## [Task material]
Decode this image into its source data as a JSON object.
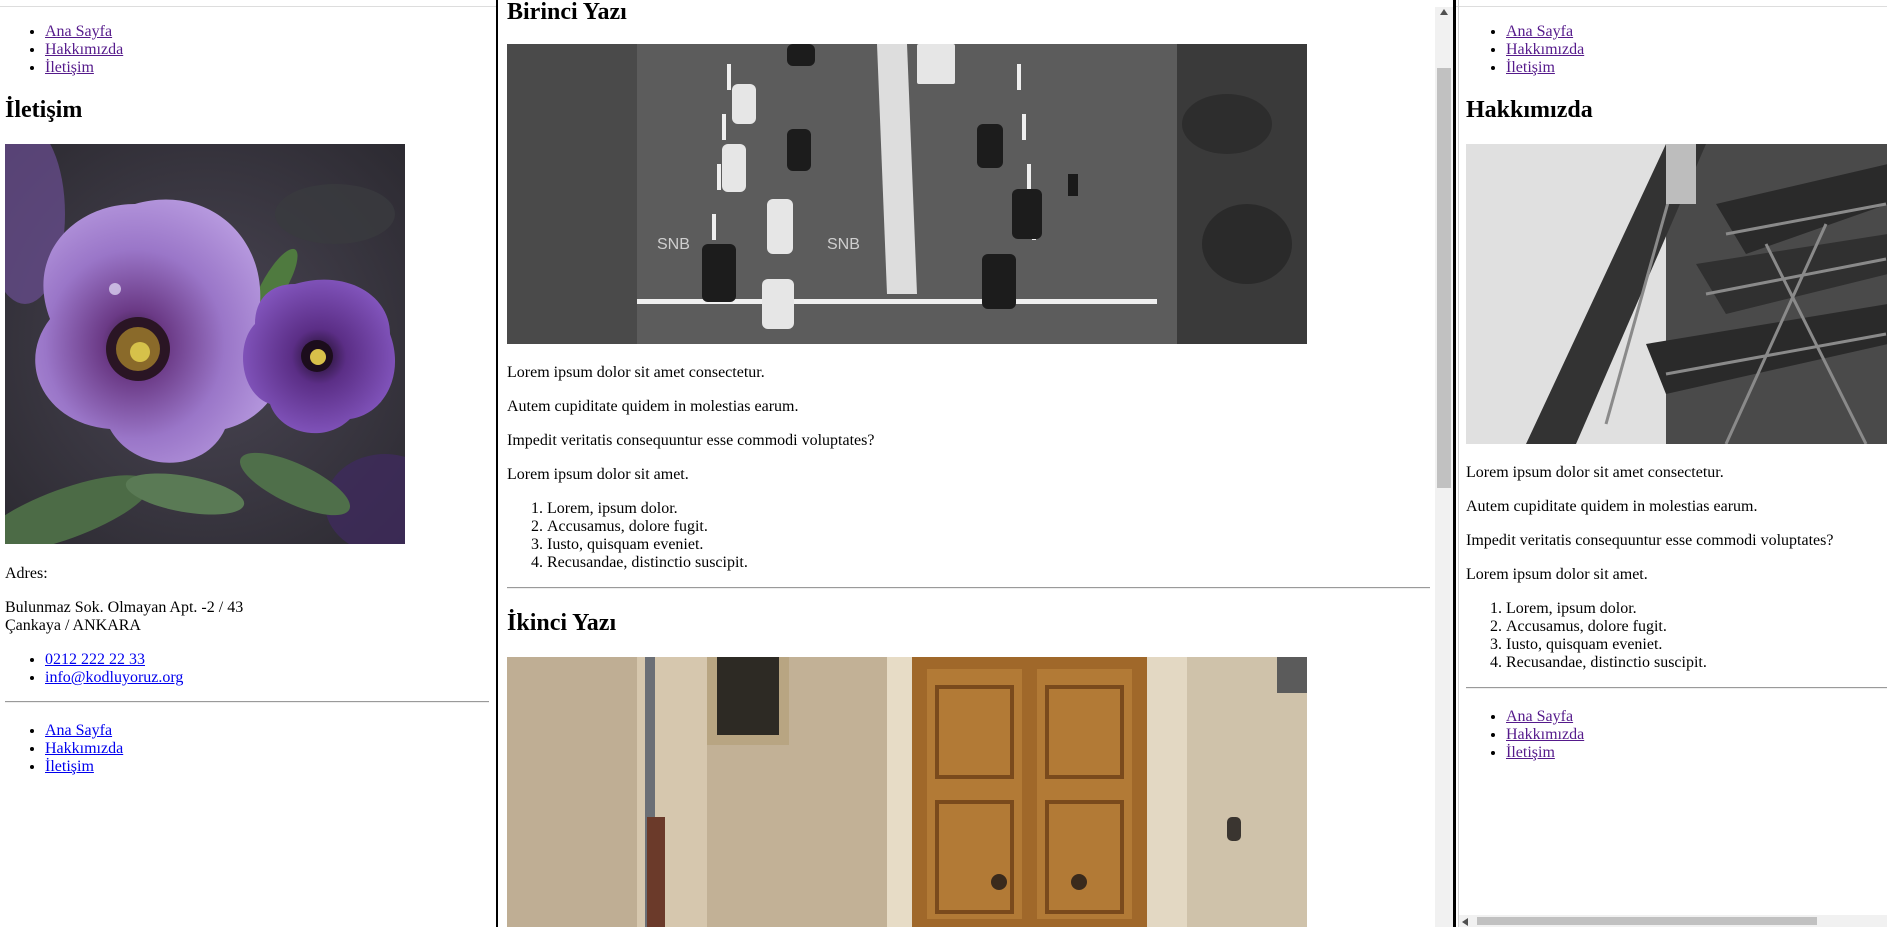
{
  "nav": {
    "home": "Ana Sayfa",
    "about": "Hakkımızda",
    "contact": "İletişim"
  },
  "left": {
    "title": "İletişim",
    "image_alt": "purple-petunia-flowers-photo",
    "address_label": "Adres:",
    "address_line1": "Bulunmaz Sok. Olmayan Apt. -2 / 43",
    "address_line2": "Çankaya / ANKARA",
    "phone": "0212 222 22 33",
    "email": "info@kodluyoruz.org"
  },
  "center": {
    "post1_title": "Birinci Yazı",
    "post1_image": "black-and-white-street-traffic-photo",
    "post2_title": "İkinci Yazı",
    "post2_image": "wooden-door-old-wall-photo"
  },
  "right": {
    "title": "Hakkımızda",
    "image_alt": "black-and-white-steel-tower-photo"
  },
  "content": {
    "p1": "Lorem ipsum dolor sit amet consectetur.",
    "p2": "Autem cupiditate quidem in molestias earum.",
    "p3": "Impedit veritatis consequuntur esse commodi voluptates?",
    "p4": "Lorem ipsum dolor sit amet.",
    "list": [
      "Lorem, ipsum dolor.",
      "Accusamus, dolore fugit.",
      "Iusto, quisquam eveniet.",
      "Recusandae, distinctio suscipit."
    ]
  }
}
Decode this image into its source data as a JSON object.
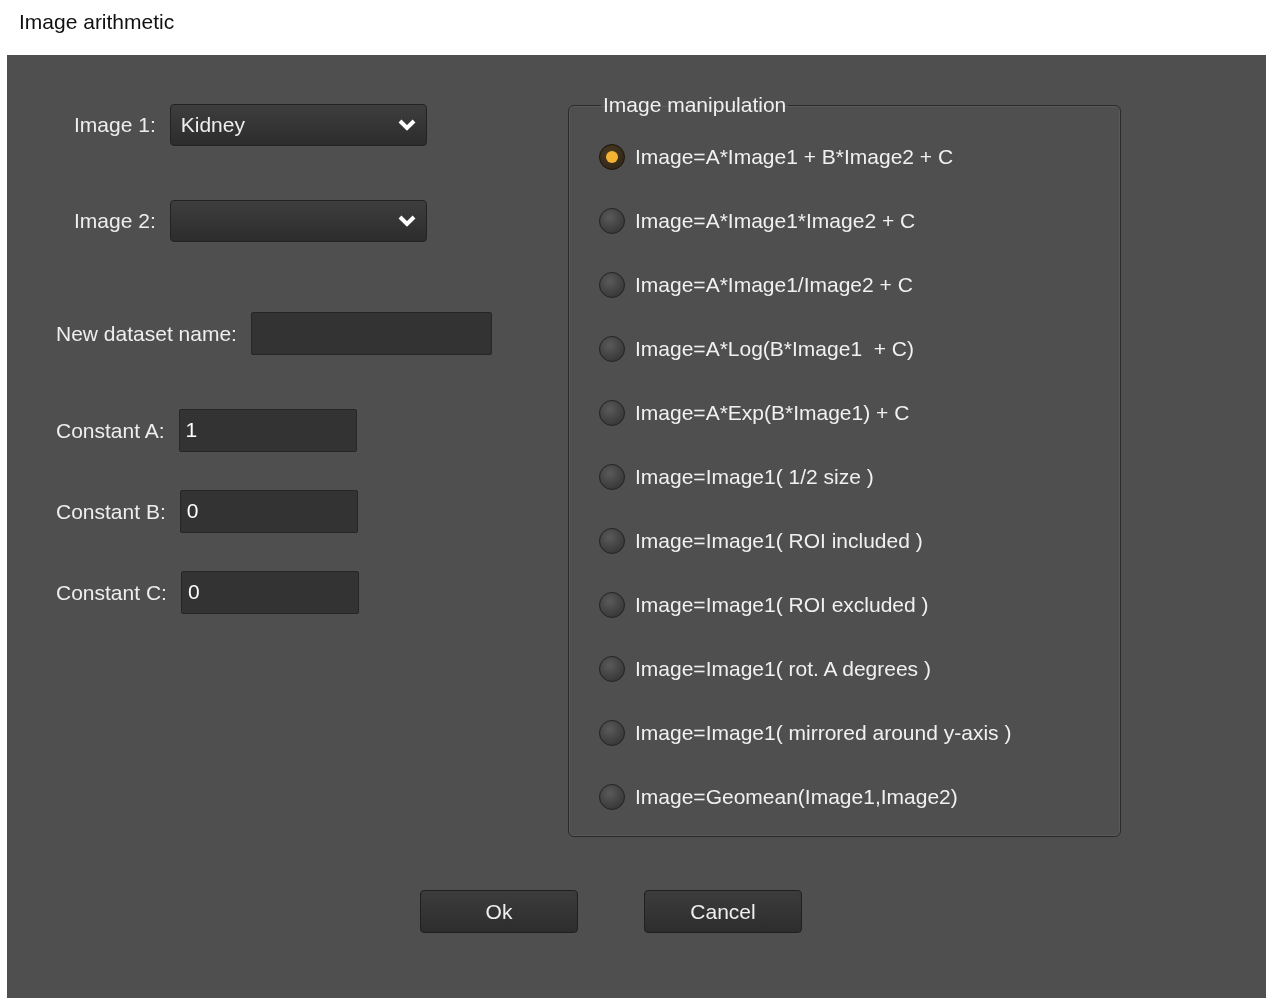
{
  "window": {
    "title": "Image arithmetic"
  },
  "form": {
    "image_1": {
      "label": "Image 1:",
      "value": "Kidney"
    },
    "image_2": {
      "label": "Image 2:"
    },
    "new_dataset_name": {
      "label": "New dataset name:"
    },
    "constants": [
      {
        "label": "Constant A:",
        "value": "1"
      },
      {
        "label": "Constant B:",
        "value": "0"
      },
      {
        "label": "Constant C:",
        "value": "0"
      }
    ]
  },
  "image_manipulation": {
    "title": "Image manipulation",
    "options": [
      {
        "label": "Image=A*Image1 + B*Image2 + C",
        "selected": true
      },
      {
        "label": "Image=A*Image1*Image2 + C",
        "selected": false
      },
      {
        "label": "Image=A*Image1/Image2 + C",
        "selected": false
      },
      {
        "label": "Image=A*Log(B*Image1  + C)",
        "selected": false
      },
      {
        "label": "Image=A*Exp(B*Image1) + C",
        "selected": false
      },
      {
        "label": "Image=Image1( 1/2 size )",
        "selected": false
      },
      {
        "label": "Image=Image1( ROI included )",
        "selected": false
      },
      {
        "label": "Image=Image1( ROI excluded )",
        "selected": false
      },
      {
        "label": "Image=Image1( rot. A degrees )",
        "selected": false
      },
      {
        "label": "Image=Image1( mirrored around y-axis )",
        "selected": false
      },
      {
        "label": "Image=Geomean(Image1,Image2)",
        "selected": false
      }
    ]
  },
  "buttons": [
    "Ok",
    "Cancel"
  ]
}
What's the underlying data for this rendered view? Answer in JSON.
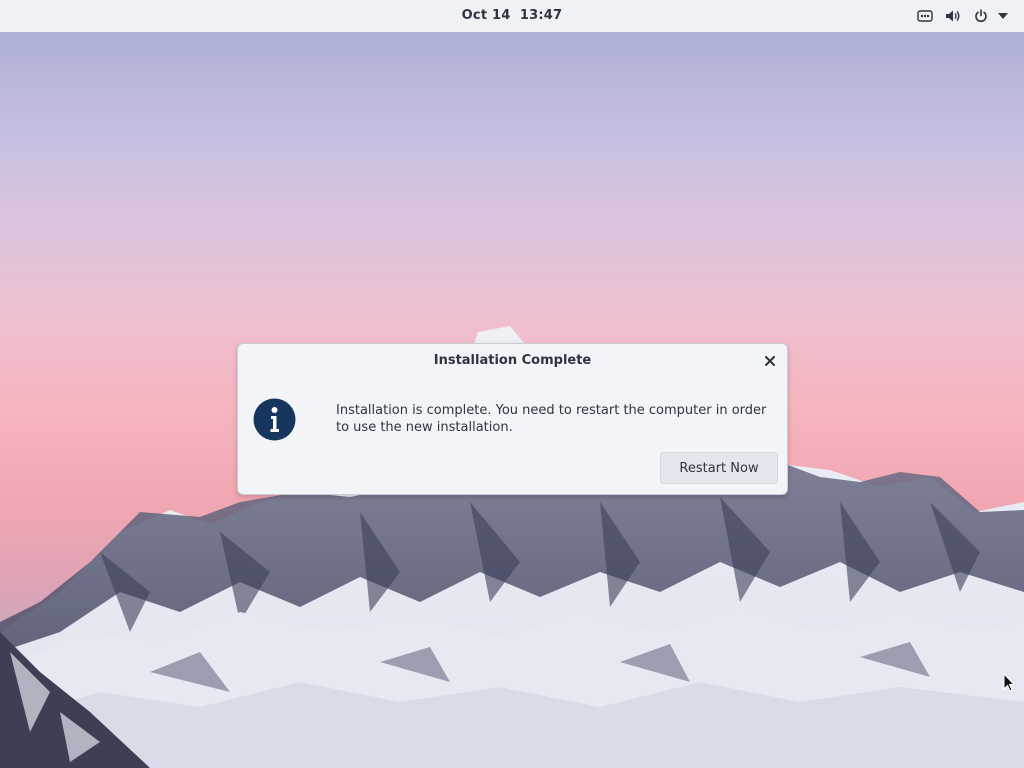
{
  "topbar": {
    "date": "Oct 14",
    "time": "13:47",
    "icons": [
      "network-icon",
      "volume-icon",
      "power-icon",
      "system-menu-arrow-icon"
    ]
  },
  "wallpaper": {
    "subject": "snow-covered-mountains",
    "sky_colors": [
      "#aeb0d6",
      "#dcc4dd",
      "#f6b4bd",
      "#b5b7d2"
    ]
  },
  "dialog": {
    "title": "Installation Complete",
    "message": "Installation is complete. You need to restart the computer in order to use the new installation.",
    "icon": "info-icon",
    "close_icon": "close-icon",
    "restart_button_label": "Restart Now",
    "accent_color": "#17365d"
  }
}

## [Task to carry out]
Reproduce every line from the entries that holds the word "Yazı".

## [Written solution]
    "post1_title": "Birinci Yazı",
    "post2_title": "İkinci Yazı",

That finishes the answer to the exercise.